▼▼▼

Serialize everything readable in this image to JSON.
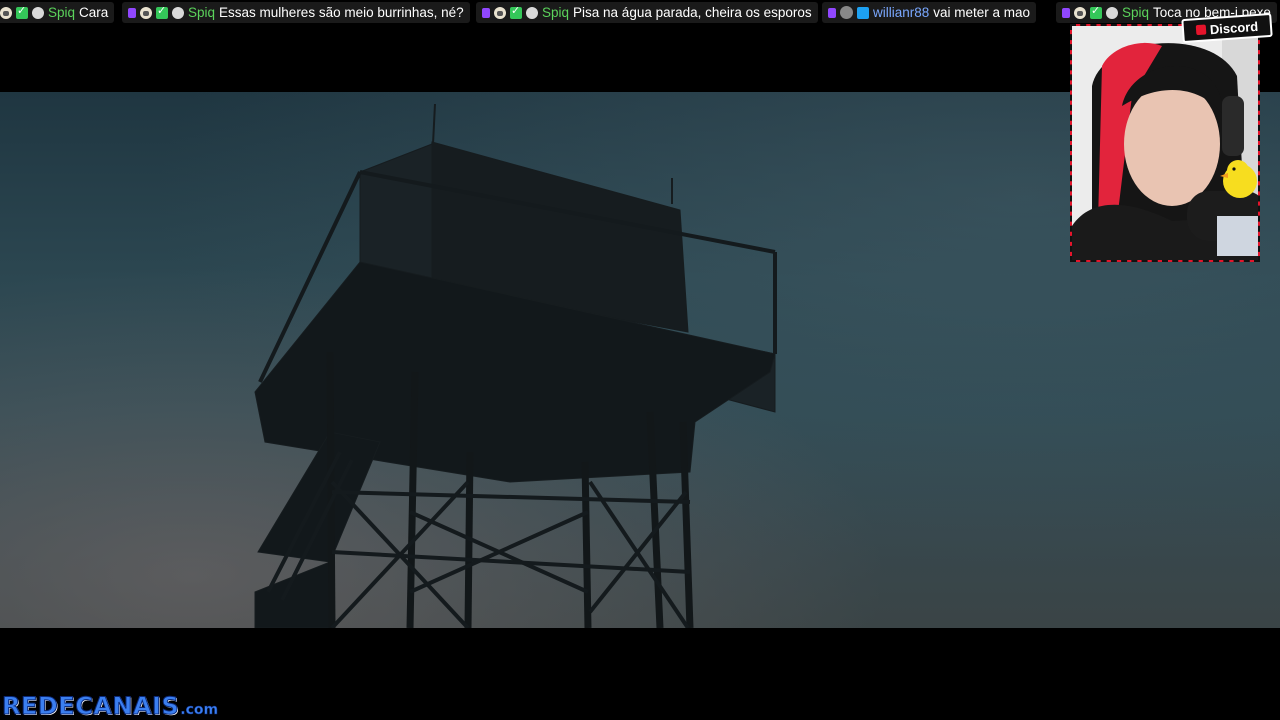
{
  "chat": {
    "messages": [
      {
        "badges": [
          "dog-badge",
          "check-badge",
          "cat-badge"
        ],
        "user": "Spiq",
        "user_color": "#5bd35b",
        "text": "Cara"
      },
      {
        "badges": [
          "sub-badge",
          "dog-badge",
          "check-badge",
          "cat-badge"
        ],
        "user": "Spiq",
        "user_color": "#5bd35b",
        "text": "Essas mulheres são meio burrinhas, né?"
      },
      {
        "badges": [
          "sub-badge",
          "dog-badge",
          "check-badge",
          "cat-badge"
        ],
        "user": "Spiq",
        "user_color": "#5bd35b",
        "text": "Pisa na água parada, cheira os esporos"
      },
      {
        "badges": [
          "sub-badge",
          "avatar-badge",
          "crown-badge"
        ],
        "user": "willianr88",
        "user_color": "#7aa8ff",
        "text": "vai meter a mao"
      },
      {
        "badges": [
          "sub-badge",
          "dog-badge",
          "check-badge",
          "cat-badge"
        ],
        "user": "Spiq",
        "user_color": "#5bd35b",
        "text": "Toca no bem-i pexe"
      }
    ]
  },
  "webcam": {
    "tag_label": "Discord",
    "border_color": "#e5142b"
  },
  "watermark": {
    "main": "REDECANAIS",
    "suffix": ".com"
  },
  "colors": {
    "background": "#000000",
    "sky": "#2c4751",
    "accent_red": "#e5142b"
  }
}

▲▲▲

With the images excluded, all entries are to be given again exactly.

- Your solution:
Serialize everything readable in this image to JSON.
{
  "chat": {
    "messages": [
      {
        "badges": [
          "dog-badge",
          "check-badge",
          "cat-badge"
        ],
        "user": "Spiq",
        "user_color": "#5bd35b",
        "text": "Cara"
      },
      {
        "badges": [
          "sub-badge",
          "dog-badge",
          "check-badge",
          "cat-badge"
        ],
        "user": "Spiq",
        "user_color": "#5bd35b",
        "text": "Essas mulheres são meio burrinhas, né?"
      },
      {
        "badges": [
          "sub-badge",
          "dog-badge",
          "check-badge",
          "cat-badge"
        ],
        "user": "Spiq",
        "user_color": "#5bd35b",
        "text": "Pisa na água parada, cheira os esporos"
      },
      {
        "badges": [
          "sub-badge",
          "avatar-badge",
          "crown-badge"
        ],
        "user": "willianr88",
        "user_color": "#7aa8ff",
        "text": "vai meter a mao"
      },
      {
        "badges": [
          "sub-badge",
          "dog-badge",
          "check-badge",
          "cat-badge"
        ],
        "user": "Spiq",
        "user_color": "#5bd35b",
        "text": "Toca no bem-i pexe"
      }
    ]
  },
  "webcam": {
    "tag_label": "Discord",
    "border_color": "#e5142b"
  },
  "watermark": {
    "main": "REDECANAIS",
    "suffix": ".com"
  },
  "colors": {
    "background": "#000000",
    "sky": "#2c4751",
    "accent_red": "#e5142b"
  }
}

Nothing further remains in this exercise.